● TASK: Filter the entries and keep only the lines where the string "eraser" appears.

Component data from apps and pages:
....
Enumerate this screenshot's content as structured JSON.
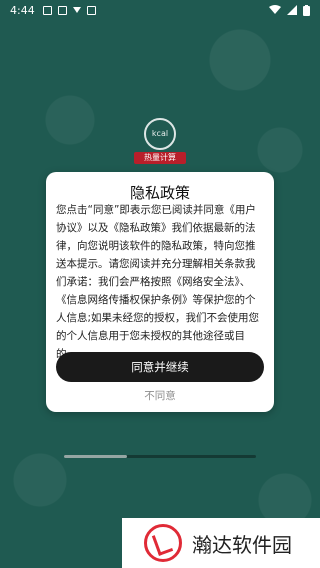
{
  "status_bar": {
    "time": "4:44"
  },
  "logo": {
    "circle_text": "kcal",
    "badge_text": "热量计算"
  },
  "dialog": {
    "title": "隐私政策",
    "body": "您点击“同意”即表示您已阅读并同意《用户协议》以及《隐私政策》我们依据最新的法律，向您说明该软件的隐私政策，特向您推送本提示。请您阅读并充分理解相关条款我们承诺：我们会严格按照《网络安全法》、《信息网络传播权保护条例》等保护您的个人信息;如果未经您的授权，我们不会使用您的个人信息用于您未授权的其他途径或目的。",
    "agree_label": "同意并继续",
    "disagree_label": "不同意"
  },
  "progress": {
    "value": 0.33
  },
  "watermark": {
    "text": "瀚达软件园"
  },
  "colors": {
    "background": "#1f5a51",
    "primary_button": "#1a1a1a",
    "badge": "#b81f2a",
    "watermark_red": "#e02a36"
  }
}
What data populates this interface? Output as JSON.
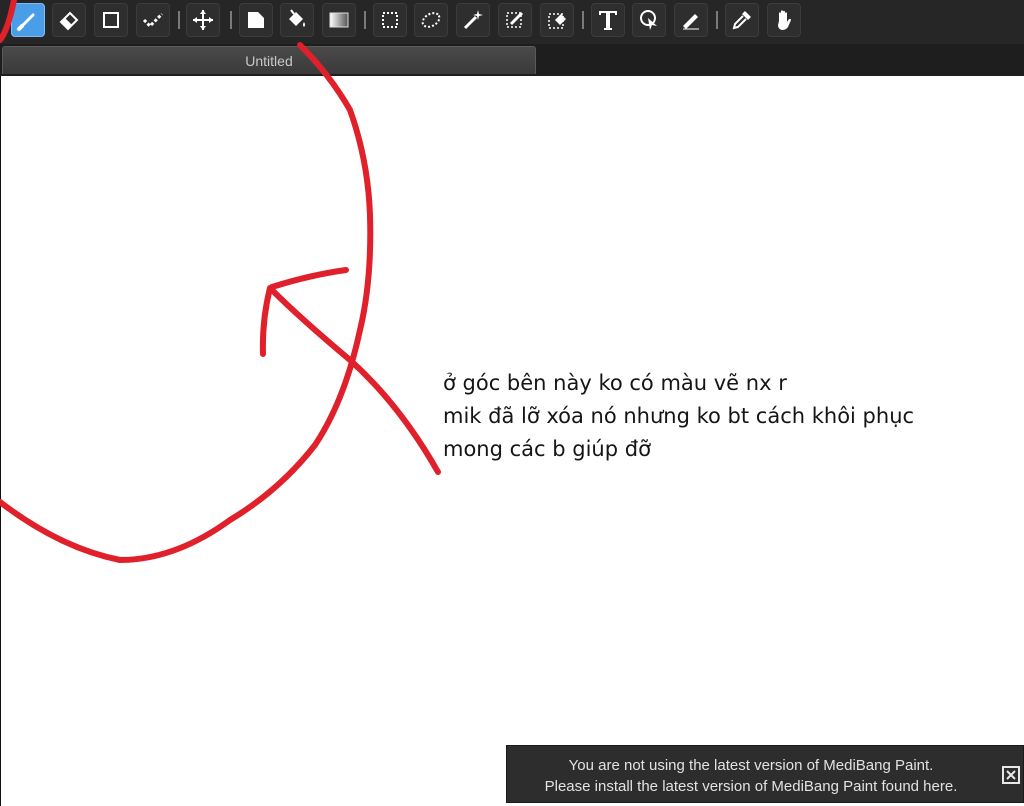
{
  "toolbar": {
    "tools": [
      {
        "name": "brush-tool",
        "icon": "brush-icon",
        "active": true
      },
      {
        "name": "eraser-tool",
        "icon": "eraser-icon"
      },
      {
        "name": "shape-tool",
        "icon": "square-icon"
      },
      {
        "name": "dot-tool",
        "icon": "dotted-line-icon"
      },
      {
        "name": "move-tool",
        "icon": "move-arrows-icon"
      },
      {
        "name": "fill-tool",
        "icon": "fill-square-icon"
      },
      {
        "name": "bucket-tool",
        "icon": "paint-bucket-icon"
      },
      {
        "name": "gradient-tool",
        "icon": "gradient-icon"
      },
      {
        "name": "select-tool",
        "icon": "rect-select-icon"
      },
      {
        "name": "lasso-tool",
        "icon": "lasso-icon"
      },
      {
        "name": "magic-wand-tool",
        "icon": "magic-wand-icon"
      },
      {
        "name": "select-pen-tool",
        "icon": "select-pen-icon"
      },
      {
        "name": "select-eraser-tool",
        "icon": "select-eraser-icon"
      },
      {
        "name": "text-tool",
        "icon": "text-T-icon"
      },
      {
        "name": "operation-tool",
        "icon": "pointer-icon"
      },
      {
        "name": "divide-tool",
        "icon": "pen-icon"
      },
      {
        "name": "eyedropper-tool",
        "icon": "eyedropper-icon"
      },
      {
        "name": "hand-tool",
        "icon": "hand-icon"
      }
    ]
  },
  "tab": {
    "title": "Untitled"
  },
  "note": {
    "lines": [
      "ở góc bên này ko có màu vẽ nx r",
      "mik đã lỡ xóa nó nhưng ko bt cách khôi phục",
      "mong các b giúp đỡ"
    ]
  },
  "update_notice": {
    "line1": "You are not using the latest version of MediBang Paint.",
    "line2": "Please install the latest version of MediBang Paint found here."
  },
  "colors": {
    "annotation": "#e0202a",
    "toolbar": "#262626",
    "active_tool": "#4a9ee8"
  }
}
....
● TASK OUTPUT:
        "name": "eraser-tool",
        "icon": "eraser-icon"
        "name": "select-eraser-tool",
        "icon": "select-eraser-icon"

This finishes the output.